It is estimated that about 75% of sexually active men and women will have at least one HPV infection in their lifetime. Most HPV infections come and go over the course of a few years. This makes it hard to know exactly when or how the virus was transmitted.
Sexually transmitted HPV is considered either high risk or low risk for developing cancer.
Infection with high-risk HPV can cause infected cells to change or become abnormal. These precancerous changes can lead to cancer. HPV16 and HPV18 are the most common high-risk types and are responsible for 70% of cervical cancers.
Infection with high-risk HPV is also linked to cancers of the penis, anus, vulva, vagina, as well as the mouth and throat.
Infection with low-risk HPV doesn’t cause precancerous changes and doesn’t increase your risk of cancer.
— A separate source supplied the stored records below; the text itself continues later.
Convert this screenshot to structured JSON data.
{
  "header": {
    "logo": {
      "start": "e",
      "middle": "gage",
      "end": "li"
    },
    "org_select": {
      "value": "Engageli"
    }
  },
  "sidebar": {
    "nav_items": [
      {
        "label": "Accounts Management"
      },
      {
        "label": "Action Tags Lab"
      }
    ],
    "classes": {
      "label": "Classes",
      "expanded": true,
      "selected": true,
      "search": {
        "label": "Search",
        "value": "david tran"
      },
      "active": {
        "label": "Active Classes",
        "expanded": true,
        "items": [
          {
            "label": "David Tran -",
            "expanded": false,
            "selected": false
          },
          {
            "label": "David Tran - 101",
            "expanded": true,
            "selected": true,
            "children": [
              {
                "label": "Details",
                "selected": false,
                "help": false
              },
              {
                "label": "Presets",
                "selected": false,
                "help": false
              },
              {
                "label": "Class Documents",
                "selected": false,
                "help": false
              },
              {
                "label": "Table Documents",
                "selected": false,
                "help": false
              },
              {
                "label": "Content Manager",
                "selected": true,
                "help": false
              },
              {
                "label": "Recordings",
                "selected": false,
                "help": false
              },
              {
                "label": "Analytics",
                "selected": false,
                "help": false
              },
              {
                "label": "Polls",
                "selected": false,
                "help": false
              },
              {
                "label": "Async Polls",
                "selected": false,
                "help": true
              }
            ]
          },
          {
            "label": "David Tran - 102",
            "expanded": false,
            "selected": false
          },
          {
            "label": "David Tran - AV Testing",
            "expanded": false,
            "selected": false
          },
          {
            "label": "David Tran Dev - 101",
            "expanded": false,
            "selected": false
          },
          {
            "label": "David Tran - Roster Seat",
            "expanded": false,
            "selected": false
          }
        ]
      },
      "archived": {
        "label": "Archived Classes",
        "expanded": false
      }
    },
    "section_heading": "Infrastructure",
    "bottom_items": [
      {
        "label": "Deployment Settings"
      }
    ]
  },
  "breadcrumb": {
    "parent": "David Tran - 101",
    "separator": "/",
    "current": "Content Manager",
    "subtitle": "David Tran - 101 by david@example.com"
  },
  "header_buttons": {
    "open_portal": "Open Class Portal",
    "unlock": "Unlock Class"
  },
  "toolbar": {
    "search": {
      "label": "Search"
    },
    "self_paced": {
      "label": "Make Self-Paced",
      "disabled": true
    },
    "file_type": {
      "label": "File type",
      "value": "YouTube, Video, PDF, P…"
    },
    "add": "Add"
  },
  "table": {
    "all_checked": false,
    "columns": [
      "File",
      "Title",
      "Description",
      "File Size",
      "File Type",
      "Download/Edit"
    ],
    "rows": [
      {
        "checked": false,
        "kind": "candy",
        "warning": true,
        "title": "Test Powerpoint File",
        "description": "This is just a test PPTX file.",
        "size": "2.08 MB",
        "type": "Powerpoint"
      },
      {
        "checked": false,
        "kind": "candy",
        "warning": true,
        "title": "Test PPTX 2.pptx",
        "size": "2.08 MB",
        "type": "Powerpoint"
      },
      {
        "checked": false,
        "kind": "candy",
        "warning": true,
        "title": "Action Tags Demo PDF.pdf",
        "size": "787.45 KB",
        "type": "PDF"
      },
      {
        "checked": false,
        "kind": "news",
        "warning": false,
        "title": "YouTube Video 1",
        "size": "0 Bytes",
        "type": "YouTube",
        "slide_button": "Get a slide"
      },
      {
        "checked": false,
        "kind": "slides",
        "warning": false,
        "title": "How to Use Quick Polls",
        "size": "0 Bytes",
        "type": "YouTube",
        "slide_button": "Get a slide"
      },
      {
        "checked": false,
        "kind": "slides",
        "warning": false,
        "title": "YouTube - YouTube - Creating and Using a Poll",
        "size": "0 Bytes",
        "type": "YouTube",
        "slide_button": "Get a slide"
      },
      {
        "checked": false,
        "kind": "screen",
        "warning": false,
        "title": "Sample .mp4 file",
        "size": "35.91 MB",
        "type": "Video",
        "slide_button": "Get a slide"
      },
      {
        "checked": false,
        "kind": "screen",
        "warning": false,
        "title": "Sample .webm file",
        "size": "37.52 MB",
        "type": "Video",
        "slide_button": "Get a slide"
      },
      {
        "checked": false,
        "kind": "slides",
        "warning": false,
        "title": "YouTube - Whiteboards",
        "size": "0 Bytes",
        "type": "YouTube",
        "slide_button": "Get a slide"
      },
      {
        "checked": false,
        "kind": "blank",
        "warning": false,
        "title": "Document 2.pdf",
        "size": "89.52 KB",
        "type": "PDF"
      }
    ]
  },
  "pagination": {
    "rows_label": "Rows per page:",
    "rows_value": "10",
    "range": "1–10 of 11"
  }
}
But low-risk types of HPV can cause genital warts. The 2 low-risk types of HPV that are responsible for 90% of genital warts are HPV6 and HPV11.